Buying souvenirs overseas is a bit stressful. Requires thought, time, effort. I like buying useful gifts that aren’t going to be shoved in a cupboard and later thrown out in a de-clutter, and preferably things that can only be bought in that country.
Does anyone even keep their keyrings, magnets, or teddys holding an ‘I love berlin’ heart? Unless someone specifically collects tacky things, I avoid buying them for people.
On my recent trip to Germany I had promised a lot of people Christmas gifts to avoid having to spend my pre-holiday money. I only have medium size luggage, so had to restrain myself from buying any bulky items. As a pretty decent gift giver, here is a list of suggestions if you are unsure what to buy friends back home (most items mentioned are in the pictures):
Specifically from the Medieval Christmas Markets in Dresden, I bought a bunch of beautiful handmade pottery for my girlfriends back home. A man has a stall there selling his wife’s work.
There are so many Christmas shops in Germany with the most beautiful ornaments. I bought a pretzel one and my Mum bought me a bunch of pink pinecones. Quite expensive though, pretzel ornament was around $10 AUD.
For your baking friends, there are a lot of cookie cutter stalls all over Germany. I bought a lot for myself.
Ritter Sport seems to be the popular one to buy. You can buy it back home in Australia but there are so many more flavours in Germany. I tried to find flavours I hadn’t seen back home.
A German factory worker invented Gummi Bears in the 1920s and created the company HARIBO. There are a lot of different flavours you can buy; I made sure to stock up.
Nuremberg Lebkuchen is a traditional famous gingerbread. They are a large soft gingerbread cookies with a piece of rice paper at the base. Best to have them fresh from the Christmas markets. I tried one when I got home and it wasn’t as nice. They cost around $5 AUD for one.
Christmas market cups
The mugs you have your gluhwein or hot chocolate in can be taken home. Each market have their own cup made each year and you pay around an extra 3 euro to keep it. I kept four, and I’m giving one away.
Hugo Boss is a luxury German fashion brand. There are a lot of stores throughout Germany. Even though you can get it back home, I bought a belt for a friend.
Art prints from the market
There are a lot of cool shops around selling posters and prints (one interesting store is Schee). I ended up buying art prints from the Mauerpark Flea Markets (open on Sunday). In my opinion this is the best market to buy gifts from. It’s huge. A good mix of second hand junk, home made crafts, local art, and food stalls. It’s actually the best market I’ve ever been to.

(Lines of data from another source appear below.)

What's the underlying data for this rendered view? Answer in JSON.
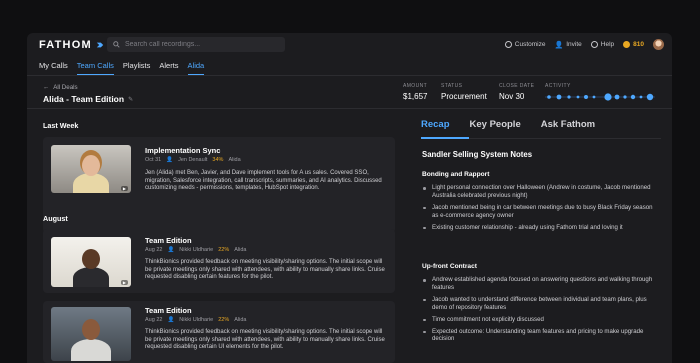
{
  "app": {
    "name": "FATHOM"
  },
  "search": {
    "placeholder": "Search call recordings..."
  },
  "top_actions": {
    "customize": "Customize",
    "invite": "Invite",
    "help": "Help",
    "credits": "810"
  },
  "nav": [
    "My Calls",
    "Team Calls",
    "Playlists",
    "Alerts",
    "Alida"
  ],
  "nav_active": "Alida",
  "header": {
    "back_label": "All Deals",
    "title": "Alida - Team Edition",
    "stats": [
      {
        "label": "AMOUNT",
        "value": "$1,657"
      },
      {
        "label": "STATUS",
        "value": "Procurement"
      },
      {
        "label": "CLOSE DATE",
        "value": "Nov 30"
      }
    ],
    "activity_label": "ACTIVITY"
  },
  "sections": {
    "last_week": "Last Week",
    "august": "August"
  },
  "calls": [
    {
      "title": "Implementation Sync",
      "date": "Oct 31",
      "person": "Jen Denault",
      "pct": "34%",
      "company": "Alida",
      "summary": "Jen (Alida) met Ben, Javier, and Dave implement tools for A us sales.  Covered SSO, migration, Salesforce integration, call transcripts, summaries, and AI analytics. Discussed customizing needs - permissions, templates, HubSpot integration."
    },
    {
      "title": "Team Edition",
      "date": "Aug 22",
      "person": "Nikki Uldharie",
      "pct": "22%",
      "company": "Alida",
      "summary": "ThinkBionics provided feedback on meeting visibility/sharing options. The initial scope will be private meetings only shared with attendees, with ability to manually share links. Cruise requested disabling certain features for the pilot."
    },
    {
      "title": "Team Edition",
      "date": "Aug 22",
      "person": "Nikki Uldharie",
      "pct": "22%",
      "company": "Alida",
      "summary": "ThinkBionics provided feedback on meeting visibility/sharing options. The initial scope will be private meetings only shared with attendees, with ability to manually share links. Cruise requested disabling certain UI elements for the pilot."
    }
  ],
  "tabs": [
    "Recap",
    "Key People",
    "Ask Fathom"
  ],
  "notes": {
    "title": "Sandler Selling System Notes",
    "groups": [
      {
        "heading": "Bonding and Rapport",
        "items": [
          "Light personal connection over Halloween (Andrew in costume, Jacob mentioned Australia celebrated previous night)",
          "Jacob mentioned being in car between meetings due to busy Black Friday season as e-commerce agency owner",
          "Existing customer relationship - already using Fathom trial and loving it"
        ]
      },
      {
        "heading": "Up-front Contract",
        "items": [
          "Andrew established agenda focused on answering questions and walking through features",
          "Jacob wanted to understand difference between individual and team plans, plus demo of repository features",
          "Time commitment not explicitly discussed",
          "Expected outcome: Understanding team features and pricing to make upgrade decision"
        ]
      }
    ]
  },
  "colors": {
    "accent": "#4ea8ff",
    "gold": "#e9a822",
    "panel": "#1c1c1f",
    "card": "#232327"
  }
}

There are two items I bought that go against my no-tacky-crap rule:
- A small witch ornament from Wernigerode. Apparently back in the day witches used to gather once a year at the top of the Harz Mountain in Broken to celebrate the end of winter. The town sells a lot of witchy things.
- A piece of the Berlin Wall. It’s only small, and it might not even be from the wall, but it’s a bit more meaningful than a keyring.
Other items I would have bought but had no one to give them to:
Slyrs Whisky – there is a distillery at Schliersee lake. I didn’t go there but the only place I saw this whisky was in Rothenburg Ob Der Tauber at a medieval store.
Knives –hard to find ones that we don’t have back home already though.